Storyboard Galleries – a collection of storyboards used to visualize the 2 “End Sequences” from the film during pre-production
Location Scouting Pictures – a gallery of still frames that were used to try and find a location for the climb, that ended up becoming Devil’s Tower in the final shoot
Mothership Drawings – a collection of rough sketches created by Ralph McQuarrie, that eventually became the final foundation on which the mothership model was based upon
Behind the Scenes – a vast collection of behind the scenes photos from the shoots of different sequences, 15 in total
Production Team – a gallery of photographs of the film’s Director of Photography, Production Designer, Special Photographic Effects Supervisor, Editor, and Composer
Portrait Gallery – a collection of portraits of 8 actors/production members that participating in the making of the film
Marketing: Original Theatrical Release – a collection of various pieces of marketing, both actual and conceptual for the film’s 1977 and 1978 wide releases
Special Edition – a collection of photographs from making the 1980 Special Edition, and French Lobby cards from the Special edition release
Original Version – the film’s 1977 pre-release trailer, which runs 6 minutes in length, which introduces the premise and the creative team behind the film. Reconstructed using the HD restoration of the film, and presented in 6 track surround sound.
Special Edition – a far briefer 2 minute trailer, the Special Edition of the film is introduced and teases the interior of the mothership and additional scenes added to the film.
The Ultimate Edition – a trailer for the film’s 30th Anniversary Blu-ray release, hyping the restoration and the additional features included for the release
Close Encounters of the Third Kind: Ultimate Edition is packaged like the treasure it truly is, with a massive, full color booklet and foldout cardstock packaging for the film’s Blu-ray. Including a full map of all of the different changes, excisions, and additions to the film was a brilliant inclusion for fans of the film. On top of that, the Ultimate Edition includes a disc, filled to the brim with an overwhelming amount of special features. Most of them may be holdovers from older releases of the film, but combining them all under one roof makes this release of the film a must have for fans of the film, or even just film making in general – it is the definitive source for information about the making of this film.

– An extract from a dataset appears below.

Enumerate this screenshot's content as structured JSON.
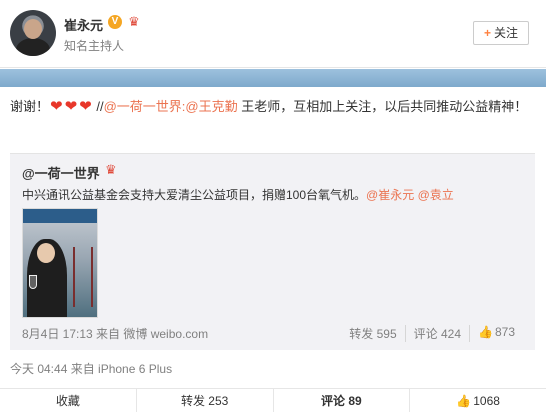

Technical Specs (click for technical FAQs)
Aspect Ratio: 2.35:1
Dolby TrueHD 5.1
DTS-Master Audio 5.1
Dolby TrueHD 5.1 (French)

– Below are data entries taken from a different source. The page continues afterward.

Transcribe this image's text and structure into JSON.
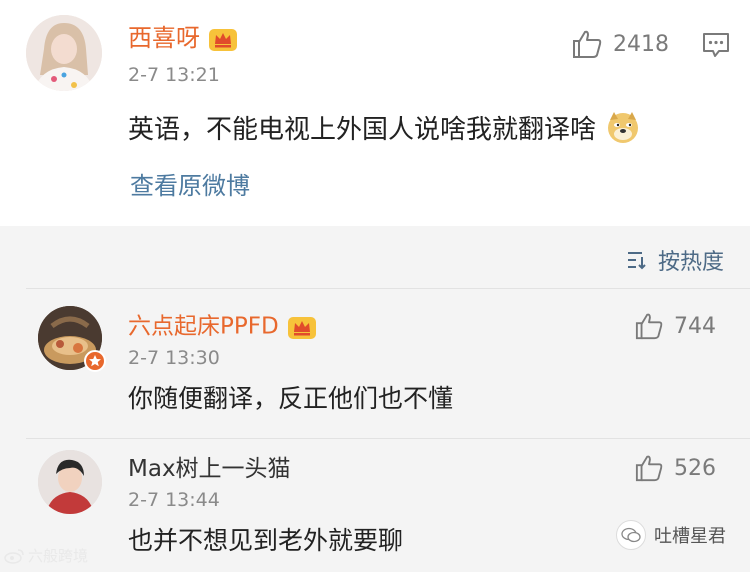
{
  "post": {
    "author": "西喜呀",
    "time": "2-7 13:21",
    "likes": "2418",
    "text": "英语，不能电视上外国人说啥我就翻译啥",
    "view_original": "查看原微博"
  },
  "sort": {
    "label": "按热度"
  },
  "comments": [
    {
      "author": "六点起床PPFD",
      "time": "2-7 13:30",
      "likes": "744",
      "text": "你随便翻译，反正他们也不懂"
    },
    {
      "author": "Max树上一头猫",
      "time": "2-7 13:44",
      "likes": "526",
      "text": "也并不想见到老外就要聊"
    }
  ],
  "watermark": {
    "left": "六般跨境",
    "right": "吐槽星君"
  },
  "colors": {
    "name_vip": "#e8682d",
    "link": "#4d7aa0",
    "muted": "#8a8a8a"
  }
}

Dolby Digital 5.1 (Spanish)
English, English SDH, French, Spanish, Portuguese, Arabic, Cantonese, Korean, Thai
Close Encounters of the Third Kind is my personal favorite Spielberg film. It is his most exciting and thought provoking film, inspiring us all to look to the sky and ponder on what exactly is out there. His peaceful approach to our first contact with aliens in breathtaking, and the film is edited and scored with a skill that could only be achieved by Spielberg and his creative team. The film’s visual effects, shot on 65mm negative and finished for a 35mm release, are crisp and life-like, making the aliens look incredible and, dare I say it, out of this world. Sony’s 2007 Ultimate Edition Blu-ray release, while in need of a fresh 4K transfer, is by and large incredible. The visual transfer, now nearing 10 years of age, is grainy, but fairly proficient, and the film’s soundtrack is presented with absolute clarity. The Ultimate Edition is packaged like a true work of art, especially when compared to other Blu-rays of the time period, with more special features than you can shake a stick at. 2017 will bring the film’s 40th anniversary, which makes me think that we might see this film return to home video to celebrate the anniversary, but what we currently have right now can be had cheaply, and is an absolute must own for fans of the film.
NOTE: This release of the film is now out of print, and the links we have included lead to a new Blu-ray release of the film. This version can be acquired used on storefronts like eBay, etc…